Lewis's views on sex and marriage were conservative. But he had this to say and I hope Thomas is reading: “Finally, though I have had to speak at some length about sex, I want to make it clear as I possibly can that the centre of Christian morality is not here. If anyone thinks that Christians regard unchastity as the supreme vice, he is quite wrong. The sins of the flesh are bad, but they are the least bad of all sins…. For there are two things inside me, competing with the human self, which I must try to become. They are the Animal self and the Diabolical self. The Diabolical self is the worse of the two. That is why a cold self-righteous prig who goes regularly to church may be far nearer to hell than a prostitute. But, of course, it is better to be neither.”

What then is the great sin? Pride is it. The more pride one has the farther one is removed from the presence of God. Pride is essentially competitiveness. It is ever driving a person to compete to be better, to be richer, to be more powerful, to dress better, drive a better car, to be better in everything. Pride is a cancer to the soul. Pride does not come from our animal nature but directly from Hell. The devil is the incarnation of pride. So writes C. S. Lewis.
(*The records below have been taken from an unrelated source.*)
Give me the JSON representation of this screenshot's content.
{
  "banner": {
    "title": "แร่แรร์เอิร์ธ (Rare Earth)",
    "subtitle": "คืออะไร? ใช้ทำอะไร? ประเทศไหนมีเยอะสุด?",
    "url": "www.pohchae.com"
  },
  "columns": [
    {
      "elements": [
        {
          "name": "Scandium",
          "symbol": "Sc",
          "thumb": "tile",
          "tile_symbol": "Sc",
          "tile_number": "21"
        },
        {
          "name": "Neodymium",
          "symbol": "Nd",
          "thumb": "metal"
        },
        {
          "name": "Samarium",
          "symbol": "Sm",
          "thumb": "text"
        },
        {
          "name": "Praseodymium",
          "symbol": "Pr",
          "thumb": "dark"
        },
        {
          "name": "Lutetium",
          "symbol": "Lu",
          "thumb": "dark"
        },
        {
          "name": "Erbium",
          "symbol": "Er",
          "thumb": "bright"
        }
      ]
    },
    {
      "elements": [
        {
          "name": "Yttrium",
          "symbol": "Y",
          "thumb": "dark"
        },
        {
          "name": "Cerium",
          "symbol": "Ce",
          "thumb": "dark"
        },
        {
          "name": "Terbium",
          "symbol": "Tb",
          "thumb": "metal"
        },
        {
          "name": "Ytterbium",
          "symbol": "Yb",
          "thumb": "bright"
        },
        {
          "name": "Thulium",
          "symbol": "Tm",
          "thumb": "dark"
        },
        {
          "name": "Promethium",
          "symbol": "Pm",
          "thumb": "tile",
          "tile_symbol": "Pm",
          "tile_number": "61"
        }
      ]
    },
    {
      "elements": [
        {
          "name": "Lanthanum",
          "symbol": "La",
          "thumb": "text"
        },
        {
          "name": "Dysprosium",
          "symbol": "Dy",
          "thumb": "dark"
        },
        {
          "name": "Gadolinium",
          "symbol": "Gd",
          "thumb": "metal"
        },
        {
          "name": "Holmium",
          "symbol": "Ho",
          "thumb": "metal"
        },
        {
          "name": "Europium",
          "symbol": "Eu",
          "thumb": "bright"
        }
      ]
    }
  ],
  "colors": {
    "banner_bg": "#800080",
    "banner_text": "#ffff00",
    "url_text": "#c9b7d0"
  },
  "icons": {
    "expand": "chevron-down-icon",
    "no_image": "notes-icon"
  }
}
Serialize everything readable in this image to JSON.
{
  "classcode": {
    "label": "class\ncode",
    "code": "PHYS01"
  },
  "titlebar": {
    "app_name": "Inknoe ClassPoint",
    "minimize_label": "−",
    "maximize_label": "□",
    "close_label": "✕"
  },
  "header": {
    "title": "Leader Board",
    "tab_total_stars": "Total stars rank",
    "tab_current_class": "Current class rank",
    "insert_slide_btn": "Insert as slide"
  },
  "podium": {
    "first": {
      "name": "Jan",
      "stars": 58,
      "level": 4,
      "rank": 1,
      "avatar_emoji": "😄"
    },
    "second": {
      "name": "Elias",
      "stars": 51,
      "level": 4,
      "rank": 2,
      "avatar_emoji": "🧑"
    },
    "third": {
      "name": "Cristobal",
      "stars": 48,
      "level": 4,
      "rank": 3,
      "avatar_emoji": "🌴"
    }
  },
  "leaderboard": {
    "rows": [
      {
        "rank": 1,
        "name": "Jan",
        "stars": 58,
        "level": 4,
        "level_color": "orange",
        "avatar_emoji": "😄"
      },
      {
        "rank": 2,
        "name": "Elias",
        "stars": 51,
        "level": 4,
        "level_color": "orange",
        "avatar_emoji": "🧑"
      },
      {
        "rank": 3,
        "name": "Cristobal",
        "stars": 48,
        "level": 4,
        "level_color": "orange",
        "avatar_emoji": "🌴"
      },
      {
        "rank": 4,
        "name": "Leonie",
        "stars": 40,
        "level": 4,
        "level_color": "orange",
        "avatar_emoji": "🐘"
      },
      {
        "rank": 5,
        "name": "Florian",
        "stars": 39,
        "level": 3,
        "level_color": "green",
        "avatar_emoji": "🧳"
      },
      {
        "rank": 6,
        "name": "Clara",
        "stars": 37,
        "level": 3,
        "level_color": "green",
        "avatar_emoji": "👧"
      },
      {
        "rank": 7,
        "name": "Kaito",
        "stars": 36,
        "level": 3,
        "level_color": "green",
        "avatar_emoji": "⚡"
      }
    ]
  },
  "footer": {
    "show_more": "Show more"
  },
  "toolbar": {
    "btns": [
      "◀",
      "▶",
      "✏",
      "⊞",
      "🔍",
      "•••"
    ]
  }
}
If devil is pride and pride is competitiveness, are not then fundamentalists and capitalists satanic? C. S. Lewis would, based on Mere Christianity, answer yes. And the book indicates that he would see Cal Thomas as a cold-hearted prig. The lesson for Thomas is that he should be careful whom he quotes. And reality is that Dean is infinitely closer to Lewis than Lewis is to Thomas.